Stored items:

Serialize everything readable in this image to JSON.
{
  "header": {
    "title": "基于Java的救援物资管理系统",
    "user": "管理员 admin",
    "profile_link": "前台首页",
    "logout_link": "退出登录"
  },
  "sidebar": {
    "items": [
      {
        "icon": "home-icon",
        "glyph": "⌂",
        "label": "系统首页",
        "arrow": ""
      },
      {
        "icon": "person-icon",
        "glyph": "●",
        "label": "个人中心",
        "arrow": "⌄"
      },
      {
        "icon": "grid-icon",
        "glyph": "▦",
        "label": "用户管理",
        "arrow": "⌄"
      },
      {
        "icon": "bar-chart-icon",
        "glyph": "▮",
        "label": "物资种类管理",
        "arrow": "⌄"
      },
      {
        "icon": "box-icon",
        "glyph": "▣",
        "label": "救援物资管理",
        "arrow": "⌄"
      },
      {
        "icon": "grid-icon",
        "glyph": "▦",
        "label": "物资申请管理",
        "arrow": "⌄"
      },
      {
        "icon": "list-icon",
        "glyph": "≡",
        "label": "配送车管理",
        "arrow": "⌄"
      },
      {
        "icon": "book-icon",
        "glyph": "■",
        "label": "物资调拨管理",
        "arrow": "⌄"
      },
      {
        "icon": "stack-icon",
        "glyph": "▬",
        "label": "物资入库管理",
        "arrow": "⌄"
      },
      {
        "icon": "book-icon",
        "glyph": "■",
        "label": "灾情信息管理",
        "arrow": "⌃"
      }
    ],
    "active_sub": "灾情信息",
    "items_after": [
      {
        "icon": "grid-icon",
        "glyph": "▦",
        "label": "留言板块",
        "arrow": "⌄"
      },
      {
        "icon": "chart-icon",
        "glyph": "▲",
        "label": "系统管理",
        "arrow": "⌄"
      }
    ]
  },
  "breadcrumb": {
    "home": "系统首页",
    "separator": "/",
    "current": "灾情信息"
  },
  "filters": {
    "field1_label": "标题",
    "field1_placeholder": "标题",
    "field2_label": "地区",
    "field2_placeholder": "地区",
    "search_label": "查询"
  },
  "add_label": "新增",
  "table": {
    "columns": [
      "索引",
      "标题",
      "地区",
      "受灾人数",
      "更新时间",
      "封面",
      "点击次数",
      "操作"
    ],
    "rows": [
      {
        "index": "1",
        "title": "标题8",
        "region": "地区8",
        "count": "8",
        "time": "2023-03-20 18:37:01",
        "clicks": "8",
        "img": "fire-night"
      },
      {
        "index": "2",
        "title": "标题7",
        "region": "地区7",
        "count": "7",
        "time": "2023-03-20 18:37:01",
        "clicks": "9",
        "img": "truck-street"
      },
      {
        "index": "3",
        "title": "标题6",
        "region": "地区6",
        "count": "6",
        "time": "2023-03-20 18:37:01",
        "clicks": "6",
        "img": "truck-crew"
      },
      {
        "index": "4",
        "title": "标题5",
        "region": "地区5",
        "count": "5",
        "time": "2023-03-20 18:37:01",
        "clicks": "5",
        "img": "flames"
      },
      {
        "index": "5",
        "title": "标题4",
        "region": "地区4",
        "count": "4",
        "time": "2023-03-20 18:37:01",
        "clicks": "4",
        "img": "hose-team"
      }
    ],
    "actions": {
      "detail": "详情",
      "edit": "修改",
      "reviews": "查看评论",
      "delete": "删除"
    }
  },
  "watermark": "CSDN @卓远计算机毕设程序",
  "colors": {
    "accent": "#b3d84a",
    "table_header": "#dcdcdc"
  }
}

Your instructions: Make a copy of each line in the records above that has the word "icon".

Finished task:
        "icon": "home-icon",
        "icon": "person-icon",
        "icon": "grid-icon",
        "icon": "bar-chart-icon",
        "icon": "box-icon",
        "icon": "grid-icon",
        "icon": "list-icon",
        "icon": "book-icon",
        "icon": "stack-icon",
        "icon": "book-icon",
        "icon": "grid-icon",
        "icon": "chart-icon",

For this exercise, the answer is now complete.